# TASK GOAL
Without the pictures, give the records again exactly as they appear.

# INPUT DATA
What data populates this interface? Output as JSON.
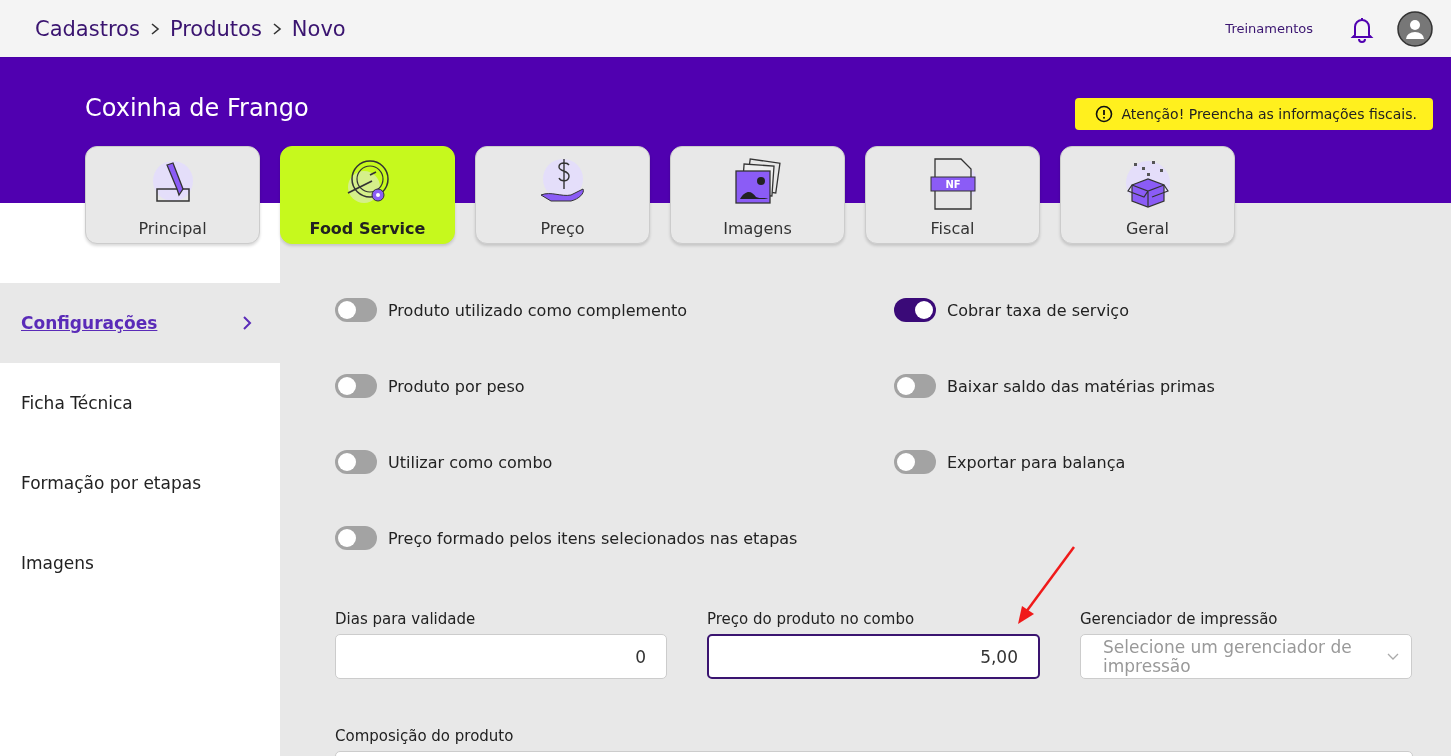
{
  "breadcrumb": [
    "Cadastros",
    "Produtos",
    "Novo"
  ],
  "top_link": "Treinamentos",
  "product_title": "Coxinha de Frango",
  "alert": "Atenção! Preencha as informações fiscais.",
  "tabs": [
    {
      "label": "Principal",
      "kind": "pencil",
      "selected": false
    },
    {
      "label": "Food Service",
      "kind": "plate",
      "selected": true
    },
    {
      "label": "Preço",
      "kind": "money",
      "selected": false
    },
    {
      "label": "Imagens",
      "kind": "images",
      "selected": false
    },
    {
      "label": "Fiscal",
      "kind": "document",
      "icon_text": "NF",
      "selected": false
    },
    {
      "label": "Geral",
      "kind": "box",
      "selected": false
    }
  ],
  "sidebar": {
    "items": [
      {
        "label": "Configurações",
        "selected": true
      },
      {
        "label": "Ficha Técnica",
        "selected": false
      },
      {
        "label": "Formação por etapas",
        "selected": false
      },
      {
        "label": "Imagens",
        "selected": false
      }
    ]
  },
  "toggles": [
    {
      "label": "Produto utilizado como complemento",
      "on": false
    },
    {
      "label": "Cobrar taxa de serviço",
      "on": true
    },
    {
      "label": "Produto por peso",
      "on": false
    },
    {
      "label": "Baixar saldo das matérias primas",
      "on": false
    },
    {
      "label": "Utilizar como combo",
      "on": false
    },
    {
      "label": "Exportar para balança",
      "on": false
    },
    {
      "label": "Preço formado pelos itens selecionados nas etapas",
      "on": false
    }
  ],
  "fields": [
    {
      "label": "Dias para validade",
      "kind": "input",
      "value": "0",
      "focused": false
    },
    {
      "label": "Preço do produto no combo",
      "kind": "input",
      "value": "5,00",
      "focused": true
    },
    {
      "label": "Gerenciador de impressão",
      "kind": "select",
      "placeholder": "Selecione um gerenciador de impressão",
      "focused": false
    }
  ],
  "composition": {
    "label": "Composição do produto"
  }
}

# ANSWER TO THE PROBLEM
What data populates this interface? Output as JSON.
{
  "breadcrumb": [
    "Cadastros",
    "Produtos",
    "Novo"
  ],
  "top_link": "Treinamentos",
  "product_title": "Coxinha de Frango",
  "alert": "Atenção! Preencha as informações fiscais.",
  "tabs": [
    {
      "label": "Principal",
      "kind": "pencil",
      "selected": false
    },
    {
      "label": "Food Service",
      "kind": "plate",
      "selected": true
    },
    {
      "label": "Preço",
      "kind": "money",
      "selected": false
    },
    {
      "label": "Imagens",
      "kind": "images",
      "selected": false
    },
    {
      "label": "Fiscal",
      "kind": "document",
      "icon_text": "NF",
      "selected": false
    },
    {
      "label": "Geral",
      "kind": "box",
      "selected": false
    }
  ],
  "sidebar": {
    "items": [
      {
        "label": "Configurações",
        "selected": true
      },
      {
        "label": "Ficha Técnica",
        "selected": false
      },
      {
        "label": "Formação por etapas",
        "selected": false
      },
      {
        "label": "Imagens",
        "selected": false
      }
    ]
  },
  "toggles": [
    {
      "label": "Produto utilizado como complemento",
      "on": false
    },
    {
      "label": "Cobrar taxa de serviço",
      "on": true
    },
    {
      "label": "Produto por peso",
      "on": false
    },
    {
      "label": "Baixar saldo das matérias primas",
      "on": false
    },
    {
      "label": "Utilizar como combo",
      "on": false
    },
    {
      "label": "Exportar para balança",
      "on": false
    },
    {
      "label": "Preço formado pelos itens selecionados nas etapas",
      "on": false
    }
  ],
  "fields": [
    {
      "label": "Dias para validade",
      "kind": "input",
      "value": "0",
      "focused": false
    },
    {
      "label": "Preço do produto no combo",
      "kind": "input",
      "value": "5,00",
      "focused": true
    },
    {
      "label": "Gerenciador de impressão",
      "kind": "select",
      "placeholder": "Selecione um gerenciador de impressão",
      "focused": false
    }
  ],
  "composition": {
    "label": "Composição do produto"
  }
}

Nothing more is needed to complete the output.